- 1NOAA Geophysical Fluid Dynamics Laboratory, Princeton, United States of America
- 2UCAR CPAESS, Princeton, United States of America
We examine several springtime plant phenology indices calculated from a set of statistically downscaled daily minimum and maximum temperature projections. Multiple statistical downscaling methods are used to refine daily temperature projections from multiple global climate models (GCMs) run with multiple radiative forcing scenarios. Focusing on the northeastern United States, the statistically downscaled temperature projections are input to a commonly used Extended Spring Indices (SI-x) model, yielding yearly estimates of phenological indices such as First Leaf Date (an early spring indicator), First Bloom Date (a late spring indicator), and the occurrence of Late False Springs (a year in which a hard freeze occurs after first bloom, when plants are vulnerable to damage from freezing conditions). The matrix of results allows one to analyze how projected spring phenological index differences arising from the choice of statistical downscaling method (i.e., the statistical downscaling uncertainty) compare with the magnitudes of variations across the different GCMs (climate model uncertainty) and radiative forcing pathways (scenario uncertainty). As expected, the onset of spring in the late 21st century projections, as measured by First Leaf and First Bloom Dates, typically shifts multiple weeks earlier in the year compared with the historical period. Those two start-of-spring indices can be thought of as being largely, but not entirely, dependent on an accumulation of heat since 1 January. In contrast, a Late False Spring occurs in large part due to a short-term weather event - namely if any single day after the First Bloom Date has a minimum temperature below -2.2C. Accordingly, spring phenological indices calculated from statistically downscaled climate projections can be influenced by how well the GCM’s historical simulation represents temperature variations on different time scales (diurnal temperature range, synoptic time-scale temperature variability, inter-annual temperature variations) as well as how a particular statistical refinement method (e.g., a delta change factor method, a quantile-based bias correction method, or a constructed analog method) combines information gleaned from both the GCM time series and the observation-based training data to generate the statistically refined daily maximum and minimum temperature time series. Though this study is limited in scope (northeastern United States region, a finite set of statistical downscaling methods and GCMs), we believe the general findings likely are illustrative and applicable to a wider range of mid-latitude locations where plant responses in spring are mostly temperature and day length driven.

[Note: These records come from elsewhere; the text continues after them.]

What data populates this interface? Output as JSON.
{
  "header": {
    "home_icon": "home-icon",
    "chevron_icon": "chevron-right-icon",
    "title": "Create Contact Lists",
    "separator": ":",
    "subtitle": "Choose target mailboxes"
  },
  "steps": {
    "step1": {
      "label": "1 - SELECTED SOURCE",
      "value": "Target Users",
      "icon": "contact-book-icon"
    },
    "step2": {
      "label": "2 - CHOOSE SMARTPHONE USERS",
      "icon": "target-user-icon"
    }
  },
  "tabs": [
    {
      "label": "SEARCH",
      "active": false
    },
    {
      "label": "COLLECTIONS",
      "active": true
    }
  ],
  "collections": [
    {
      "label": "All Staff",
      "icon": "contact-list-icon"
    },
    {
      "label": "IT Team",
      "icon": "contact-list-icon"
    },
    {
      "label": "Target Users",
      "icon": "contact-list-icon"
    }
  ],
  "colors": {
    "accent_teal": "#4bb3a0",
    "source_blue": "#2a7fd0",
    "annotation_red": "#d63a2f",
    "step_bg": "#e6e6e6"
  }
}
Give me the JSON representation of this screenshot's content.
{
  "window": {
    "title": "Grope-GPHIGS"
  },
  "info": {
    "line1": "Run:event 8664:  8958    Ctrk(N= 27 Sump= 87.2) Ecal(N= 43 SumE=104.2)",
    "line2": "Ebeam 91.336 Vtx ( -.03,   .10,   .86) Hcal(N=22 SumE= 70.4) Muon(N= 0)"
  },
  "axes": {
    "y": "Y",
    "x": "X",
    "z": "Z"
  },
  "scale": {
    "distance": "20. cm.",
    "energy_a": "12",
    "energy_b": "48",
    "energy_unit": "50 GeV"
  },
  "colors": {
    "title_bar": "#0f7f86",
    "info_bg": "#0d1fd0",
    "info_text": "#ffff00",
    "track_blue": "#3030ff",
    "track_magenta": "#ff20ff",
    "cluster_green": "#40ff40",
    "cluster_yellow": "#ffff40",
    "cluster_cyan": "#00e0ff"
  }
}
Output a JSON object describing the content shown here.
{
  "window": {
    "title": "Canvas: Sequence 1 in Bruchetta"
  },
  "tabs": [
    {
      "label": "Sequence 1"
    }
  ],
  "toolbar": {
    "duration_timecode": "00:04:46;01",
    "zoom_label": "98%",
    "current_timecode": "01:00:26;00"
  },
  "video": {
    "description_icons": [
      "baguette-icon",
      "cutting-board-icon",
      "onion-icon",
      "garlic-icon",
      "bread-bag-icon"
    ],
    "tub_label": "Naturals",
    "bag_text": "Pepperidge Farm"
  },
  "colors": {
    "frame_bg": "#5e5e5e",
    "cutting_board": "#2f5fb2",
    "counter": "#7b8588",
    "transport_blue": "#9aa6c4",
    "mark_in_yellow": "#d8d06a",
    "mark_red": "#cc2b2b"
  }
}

How to cite: Dixon, K., Adams-Smith, D., and Lanzante, J.: On the sensitivity of 21st century spring plant phenology projections to the choice of statistical downscaling method, EGU General Assembly 2020, Online, 4–8 May 2020, EGU2020-3776, https://doi.org/10.5194/egusphere-egu2020-3776, 2020